Patients recovering from vascular surgery say that telemedicine has improved their satisfaction with postoperative care as well as their quality of life.
That’s the finding of a recent study published in the Annals of Vascular Surgery. The study compared outcomes between patients who received telehealth remote monitoring with those who received standard treatment, including routine discharge instructions and no electronic monitoring.
Of the 30 participants in study, 16 patients received tablets running the Enform Care Management Platform—a telemedicine app developed by TeleMed 2020—which enabled communication with nurses.
In addition, participants in the intervention group also received at-home monitoring kits that included image capture, weight scales, blood pressure cuffs, thermometers, as well as oxygen saturation monitors to remotely transmit critical health information to their caregivers.
Patients in the intervention group—who were discharged from the hospital—weighed themselves, took their temperatures, measured their heart rates and blood pressure, and determined their blood oxygen levels through the app, as well as completed a wellness and symptom survey.
“Care managers used the TeleMed 2020 Enform platform to review alerts, real-time patient data and dialogue with the care team,” according to the study.
The study’s authors found that the telehealth solution “successfully merged remotely generated information with care manager interaction” and was “technically feasible and provided some benefit to patients in geographically disparate areas.”
Further, they reported that the telemedicine technology—which was associated with higher patient satisfaction and improvement in quality of life—was embraced by participants who “took advantage of increased access to healthcare professionals.”

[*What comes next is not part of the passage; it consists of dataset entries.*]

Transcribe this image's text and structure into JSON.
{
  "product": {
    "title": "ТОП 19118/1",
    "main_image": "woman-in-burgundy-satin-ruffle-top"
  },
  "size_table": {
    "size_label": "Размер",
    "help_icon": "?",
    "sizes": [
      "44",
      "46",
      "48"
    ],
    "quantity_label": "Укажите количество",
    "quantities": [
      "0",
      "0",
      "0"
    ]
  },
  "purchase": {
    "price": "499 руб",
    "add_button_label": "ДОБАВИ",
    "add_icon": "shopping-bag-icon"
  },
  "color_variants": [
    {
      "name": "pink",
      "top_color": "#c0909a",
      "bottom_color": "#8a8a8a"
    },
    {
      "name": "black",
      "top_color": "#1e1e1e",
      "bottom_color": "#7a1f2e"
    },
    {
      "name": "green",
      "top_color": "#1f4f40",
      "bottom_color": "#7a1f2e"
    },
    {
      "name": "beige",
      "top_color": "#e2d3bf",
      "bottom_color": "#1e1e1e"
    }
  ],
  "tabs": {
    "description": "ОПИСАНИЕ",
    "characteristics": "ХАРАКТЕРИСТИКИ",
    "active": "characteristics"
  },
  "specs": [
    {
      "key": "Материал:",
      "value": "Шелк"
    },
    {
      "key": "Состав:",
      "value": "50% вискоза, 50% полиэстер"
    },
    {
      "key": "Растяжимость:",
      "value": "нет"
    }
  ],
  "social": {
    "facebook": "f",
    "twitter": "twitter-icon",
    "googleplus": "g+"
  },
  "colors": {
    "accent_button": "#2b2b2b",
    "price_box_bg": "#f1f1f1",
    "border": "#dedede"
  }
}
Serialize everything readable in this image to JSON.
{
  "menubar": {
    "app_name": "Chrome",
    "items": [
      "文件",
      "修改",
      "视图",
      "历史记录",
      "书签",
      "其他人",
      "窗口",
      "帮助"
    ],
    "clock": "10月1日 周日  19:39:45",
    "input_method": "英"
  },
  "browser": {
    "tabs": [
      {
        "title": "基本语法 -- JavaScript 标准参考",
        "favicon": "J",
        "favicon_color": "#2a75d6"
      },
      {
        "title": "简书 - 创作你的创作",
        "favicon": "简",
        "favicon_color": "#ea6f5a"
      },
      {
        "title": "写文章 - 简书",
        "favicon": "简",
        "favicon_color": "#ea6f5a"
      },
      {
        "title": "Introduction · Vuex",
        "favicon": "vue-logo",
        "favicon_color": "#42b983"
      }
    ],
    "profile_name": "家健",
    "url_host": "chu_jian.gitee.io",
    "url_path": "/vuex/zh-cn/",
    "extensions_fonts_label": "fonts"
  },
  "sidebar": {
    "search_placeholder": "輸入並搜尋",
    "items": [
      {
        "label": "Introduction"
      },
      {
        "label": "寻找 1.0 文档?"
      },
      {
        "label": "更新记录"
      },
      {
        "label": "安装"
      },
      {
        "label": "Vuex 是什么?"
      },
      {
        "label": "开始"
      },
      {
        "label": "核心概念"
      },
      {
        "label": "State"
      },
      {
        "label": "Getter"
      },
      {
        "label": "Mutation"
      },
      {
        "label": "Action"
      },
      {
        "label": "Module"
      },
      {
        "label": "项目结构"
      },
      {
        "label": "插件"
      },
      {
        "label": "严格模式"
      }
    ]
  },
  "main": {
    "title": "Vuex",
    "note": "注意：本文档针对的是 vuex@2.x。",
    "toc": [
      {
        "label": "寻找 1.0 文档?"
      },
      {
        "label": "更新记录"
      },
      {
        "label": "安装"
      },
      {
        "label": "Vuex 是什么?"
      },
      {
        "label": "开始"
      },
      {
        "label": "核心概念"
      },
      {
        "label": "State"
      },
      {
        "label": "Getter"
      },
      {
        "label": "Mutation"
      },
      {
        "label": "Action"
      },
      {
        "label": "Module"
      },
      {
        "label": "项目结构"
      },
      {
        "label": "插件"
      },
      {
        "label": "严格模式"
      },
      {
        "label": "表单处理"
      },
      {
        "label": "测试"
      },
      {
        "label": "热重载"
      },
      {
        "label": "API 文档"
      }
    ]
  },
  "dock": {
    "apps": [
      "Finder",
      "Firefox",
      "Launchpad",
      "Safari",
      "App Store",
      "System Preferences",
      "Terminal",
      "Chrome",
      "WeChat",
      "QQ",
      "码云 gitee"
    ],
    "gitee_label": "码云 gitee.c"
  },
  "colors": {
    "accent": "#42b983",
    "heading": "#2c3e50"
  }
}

Nonetheless, the study’s results showed that hospital readmission and wound infection rates did not differ significantly between the intervention and control groups, which the researchers attributed to the small sample size of participants.
Going forward, the authors conclude that a “larger study, preferably multicenter, is warranted and under consideration.”